Task instructions
Retype every record that appears below, unchanged.

[Source records Boundary: Start]

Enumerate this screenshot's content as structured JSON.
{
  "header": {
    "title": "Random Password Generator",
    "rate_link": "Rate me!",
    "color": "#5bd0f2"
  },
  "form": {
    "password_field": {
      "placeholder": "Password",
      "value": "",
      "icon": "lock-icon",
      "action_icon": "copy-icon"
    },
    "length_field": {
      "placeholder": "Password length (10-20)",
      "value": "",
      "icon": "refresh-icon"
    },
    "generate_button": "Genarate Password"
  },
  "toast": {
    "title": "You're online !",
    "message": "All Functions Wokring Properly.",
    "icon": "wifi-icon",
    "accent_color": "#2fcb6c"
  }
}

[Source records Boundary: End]

Solution
Enumerate this screenshot's content as structured JSON.
{
  "header": {
    "title": "Random Password Generator",
    "rate_link": "Rate me!",
    "color": "#5bd0f2"
  },
  "form": {
    "password_field": {
      "placeholder": "Password",
      "value": "",
      "icon": "lock-icon",
      "action_icon": "copy-icon"
    },
    "length_field": {
      "placeholder": "Password length (10-20)",
      "value": "",
      "icon": "refresh-icon"
    },
    "generate_button": "Genarate Password"
  },
  "toast": {
    "title": "You're online !",
    "message": "All Functions Wokring Properly.",
    "icon": "wifi-icon",
    "accent_color": "#2fcb6c"
  }
}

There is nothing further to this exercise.